Note however that Euphoria will just print 'J'.

Unicode is supported via utf-8 strings, which this routine treats exactly the same as ansi.
%c does not support the printing of single unicode characters, but instead performs and_bits(a,#FF) and prints it as a standard ascii character.
To print a single unicode character, held in the integer uchar, I recommend using %s on the result from utf32_to_utf8({uchar}).
To print a utf-32 or utf-16 sequence it should first be passed through utf32_to_utf8() or utf16_to_utf8() respectively.

Lastly, %x and %X are "the wrong way round" for historical/compatibility reasons.
Settings: [Phix only, there is no equivalent for Euphoria]
If called with fn of 0 (stdin, which cannot be printed to anyway) and a fmt of "" (so there wouldn’t be any output anyway), then args is treated as a pair-list of settings, eg

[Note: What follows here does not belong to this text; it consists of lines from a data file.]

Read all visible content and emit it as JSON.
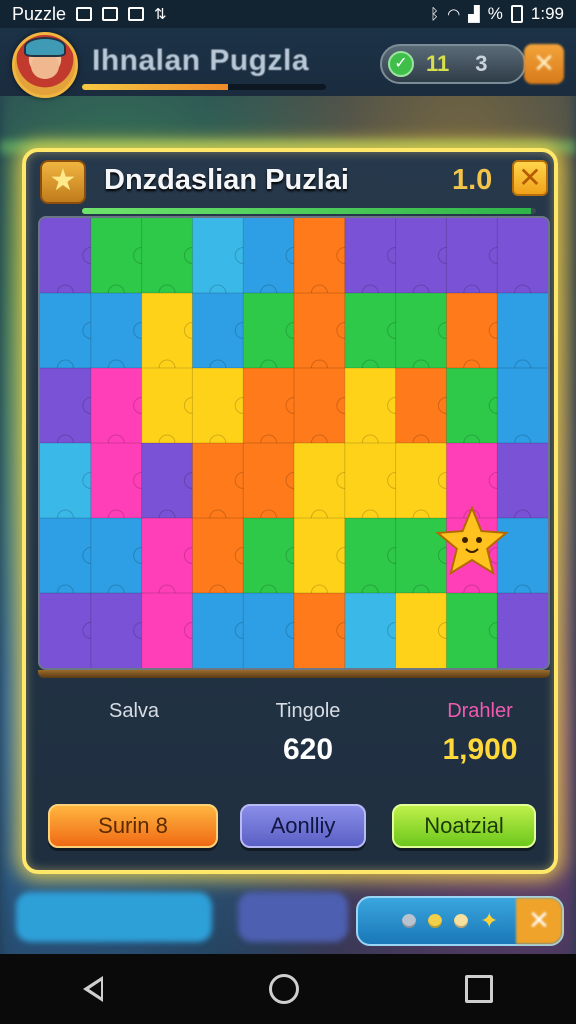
{
  "status_bar": {
    "app_label": "Puzzle",
    "battery": "%",
    "time": "1:99"
  },
  "header": {
    "title": "Ihnalan Pugzla",
    "xp_progress": 0.6,
    "counter_a": "11",
    "counter_b": "3",
    "close_glyph": "✕"
  },
  "dialog": {
    "title": "Dnzdaslian Puzlai",
    "version": "1.0",
    "close_glyph": "✕",
    "progress": 0.99,
    "star_icon": "star-icon",
    "stats": [
      {
        "label": "Salva",
        "value": ""
      },
      {
        "label": "Tingole",
        "value": "620"
      },
      {
        "label": "Drahler",
        "value": "1,900"
      }
    ],
    "buttons": [
      {
        "label": "Surin 8"
      },
      {
        "label": "Aonlliy"
      },
      {
        "label": "Noatzial"
      }
    ]
  },
  "tray": {
    "dots": [
      "#b9c3d0",
      "#f2d04a",
      "#f6e0a0"
    ],
    "star": "✦",
    "close_glyph": "✕"
  },
  "colors": {
    "accent_glow": "#ffe76a",
    "stat_value_2": "#ffffff",
    "stat_label_3": "#f05ab0",
    "stat_value_3": "#ffd83a"
  },
  "puzzle": {
    "cols": 10,
    "rows": 6,
    "palette": [
      "#7a52d6",
      "#2e9fe4",
      "#2fc94a",
      "#ff7a1a",
      "#ffd21a",
      "#ff3fb8",
      "#3ab8e8"
    ],
    "grid": [
      [
        0,
        2,
        2,
        6,
        1,
        3,
        0,
        0,
        0,
        0
      ],
      [
        1,
        1,
        4,
        1,
        2,
        3,
        2,
        2,
        3,
        1
      ],
      [
        0,
        5,
        4,
        4,
        3,
        3,
        4,
        3,
        2,
        1
      ],
      [
        6,
        5,
        0,
        3,
        3,
        4,
        4,
        4,
        5,
        0
      ],
      [
        1,
        1,
        5,
        3,
        2,
        4,
        2,
        2,
        5,
        1
      ],
      [
        0,
        0,
        5,
        1,
        1,
        3,
        6,
        4,
        2,
        0
      ]
    ],
    "star_character": "star-character-icon"
  }
}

            printf(0,"",{"unicode_align",true})

"unicode_align" expects a bool and controls whether utf8_to_utf32() is invoked when padding to the minimum field width, which obviously makes a big difference when aligning unicode strings being displayed to a console/terminal, but is a completely unnecessary overhead in legacy/ansi-only code. In fact, making the default false significantly sped up some of the listing and ex.err file generation in the Phix compiler itself.

At the moment that is the only option implemented. A fatal error occurs if the odd element is not a recognised string or the even element is the wrong type.

Note that settings are not thread-safe (as in setting it on/off applies instantly to all threads, and if one is already in progress it could end up getting done half on/half off). Then again, while I have tried my best to make printf() as thread-safe as possible, it should probably be avoided in a background worker thread if at all possible, or perhaps only performed under the protection of a critical section.
Example 1:
balance = 12347.879
printf(myfile, "The account balance is: %,10.2f\n", balance)
      The acccount balance is:  12,347.88
Example 2:
name = "John Smith"
score = 97
printf(1, "|%15s, %5d |\n", {name, score})
      |     John Smith,    97 |
Example 3:
printf(1, "%-10.4s $ %s", {"ABCDEFGHIJKLMNOP", "XXX"})
      ABCD       $ XXX
Example 4:
printf(1, "error code %d[#%08x]", ERROR_CANCELLED)
      error code 2147943623[#800704C7]
See Also: sprintf, puts, open, and the gnu clib docs , on which the Phix version is partially based, but does not use directly.
puthex32(a) and putsint(i) are low-level equivalents of printf(1,"%08x[\n]",{a}) and printf(1,"%d[\n]",{i}) respectively, see builtins\puts1[h].e
Implementation: See builtins\VM\pprntfN.e (an autoinclude) for details of the actual implementation.